Search the entries for the word "次のステップで計算されます". Copy each line in which it is found.
□ □ □ □ □
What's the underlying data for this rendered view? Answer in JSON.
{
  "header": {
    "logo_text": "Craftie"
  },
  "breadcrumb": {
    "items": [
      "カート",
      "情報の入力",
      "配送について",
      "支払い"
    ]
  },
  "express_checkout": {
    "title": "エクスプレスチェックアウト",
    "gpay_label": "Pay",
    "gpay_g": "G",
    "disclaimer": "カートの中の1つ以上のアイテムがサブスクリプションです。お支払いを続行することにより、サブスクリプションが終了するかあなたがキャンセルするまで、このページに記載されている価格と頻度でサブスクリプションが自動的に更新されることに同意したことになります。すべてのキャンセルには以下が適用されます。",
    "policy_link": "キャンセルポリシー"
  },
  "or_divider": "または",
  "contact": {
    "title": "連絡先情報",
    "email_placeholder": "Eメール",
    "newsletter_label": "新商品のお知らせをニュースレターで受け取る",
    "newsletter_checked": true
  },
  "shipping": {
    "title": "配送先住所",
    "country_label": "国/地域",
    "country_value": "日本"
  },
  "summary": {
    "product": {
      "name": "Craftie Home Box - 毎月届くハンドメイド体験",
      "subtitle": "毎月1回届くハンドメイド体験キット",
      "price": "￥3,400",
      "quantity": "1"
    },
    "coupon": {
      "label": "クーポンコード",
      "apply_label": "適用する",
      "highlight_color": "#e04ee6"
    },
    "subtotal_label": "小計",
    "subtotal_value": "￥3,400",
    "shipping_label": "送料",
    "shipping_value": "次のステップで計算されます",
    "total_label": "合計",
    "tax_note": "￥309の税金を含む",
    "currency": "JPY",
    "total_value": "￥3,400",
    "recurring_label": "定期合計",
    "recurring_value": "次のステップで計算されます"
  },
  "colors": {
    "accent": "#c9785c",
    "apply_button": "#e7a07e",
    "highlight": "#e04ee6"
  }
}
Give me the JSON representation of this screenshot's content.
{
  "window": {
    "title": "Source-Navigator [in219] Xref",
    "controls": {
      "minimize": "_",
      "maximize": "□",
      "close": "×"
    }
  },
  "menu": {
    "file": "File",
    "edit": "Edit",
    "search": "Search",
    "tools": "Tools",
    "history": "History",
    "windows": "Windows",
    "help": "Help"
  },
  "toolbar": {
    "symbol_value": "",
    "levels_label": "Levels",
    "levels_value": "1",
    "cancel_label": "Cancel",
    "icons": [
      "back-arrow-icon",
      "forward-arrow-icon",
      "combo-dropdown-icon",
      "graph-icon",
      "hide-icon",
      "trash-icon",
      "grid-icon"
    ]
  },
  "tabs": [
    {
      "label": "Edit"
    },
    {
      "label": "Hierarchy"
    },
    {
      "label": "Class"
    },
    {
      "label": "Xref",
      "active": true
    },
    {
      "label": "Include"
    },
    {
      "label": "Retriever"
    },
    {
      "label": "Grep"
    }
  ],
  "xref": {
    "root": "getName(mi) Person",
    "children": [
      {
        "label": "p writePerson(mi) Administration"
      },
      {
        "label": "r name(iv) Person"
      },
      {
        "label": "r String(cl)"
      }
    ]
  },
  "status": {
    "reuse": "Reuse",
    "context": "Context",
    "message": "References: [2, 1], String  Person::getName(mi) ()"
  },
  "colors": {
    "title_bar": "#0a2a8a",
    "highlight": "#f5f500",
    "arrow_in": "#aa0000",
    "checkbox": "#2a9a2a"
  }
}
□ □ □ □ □
Answer below:
    "shipping_value": "次のステップで計算されます",
    "recurring_value": "次のステップで計算されます"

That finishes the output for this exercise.